* [Task objective] Filter the material, keeping only lines with the word "icon".

* [Dataset]
------------------------------

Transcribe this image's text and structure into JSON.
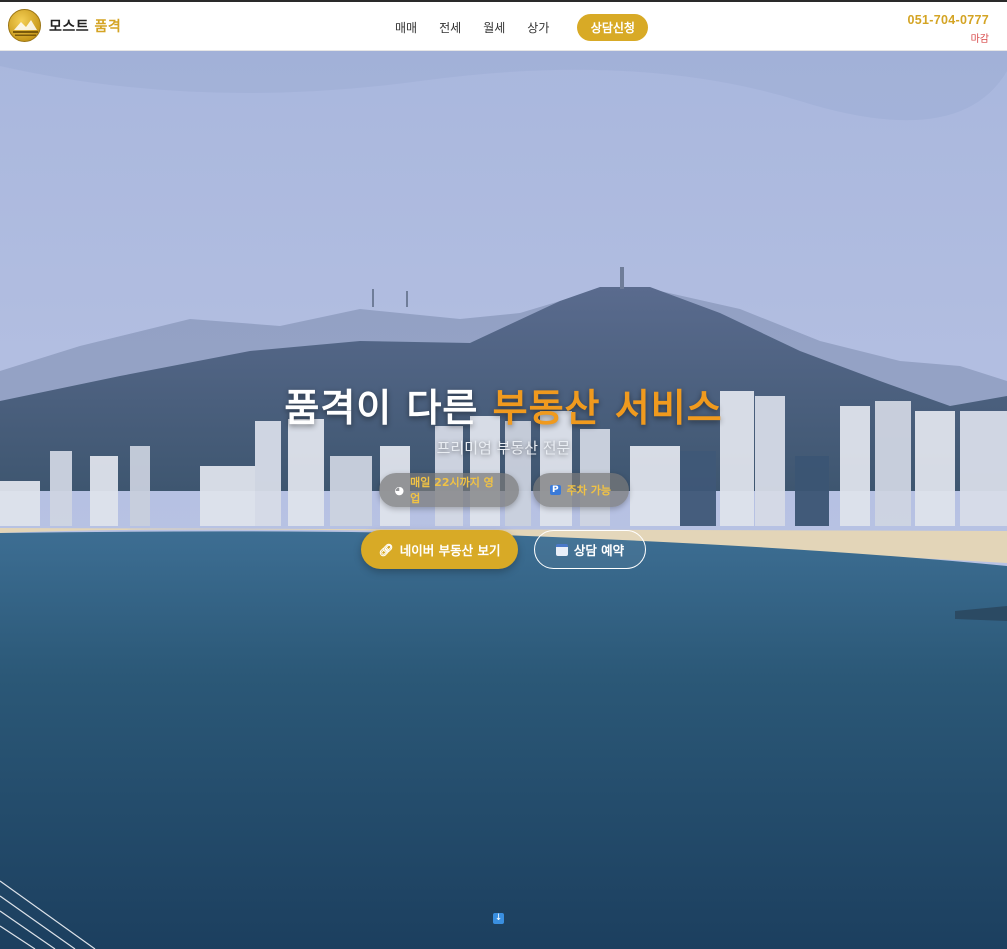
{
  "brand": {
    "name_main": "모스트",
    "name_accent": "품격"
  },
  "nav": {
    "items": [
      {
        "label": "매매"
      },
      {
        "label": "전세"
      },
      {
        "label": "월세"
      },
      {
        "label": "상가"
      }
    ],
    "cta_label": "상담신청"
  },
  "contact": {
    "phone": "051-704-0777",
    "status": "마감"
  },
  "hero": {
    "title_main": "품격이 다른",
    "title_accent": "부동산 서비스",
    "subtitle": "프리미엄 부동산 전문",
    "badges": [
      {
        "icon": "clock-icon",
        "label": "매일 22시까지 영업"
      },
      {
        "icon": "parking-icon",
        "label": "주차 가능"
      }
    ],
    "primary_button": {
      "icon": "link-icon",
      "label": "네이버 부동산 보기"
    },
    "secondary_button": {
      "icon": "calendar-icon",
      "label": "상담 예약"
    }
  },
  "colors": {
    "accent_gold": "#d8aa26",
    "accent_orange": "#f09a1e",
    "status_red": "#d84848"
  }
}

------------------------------

* [Solution for this problem]
        "icon": "clock-icon",
        "icon": "parking-icon",
      "icon": "link-icon",
      "icon": "calendar-icon",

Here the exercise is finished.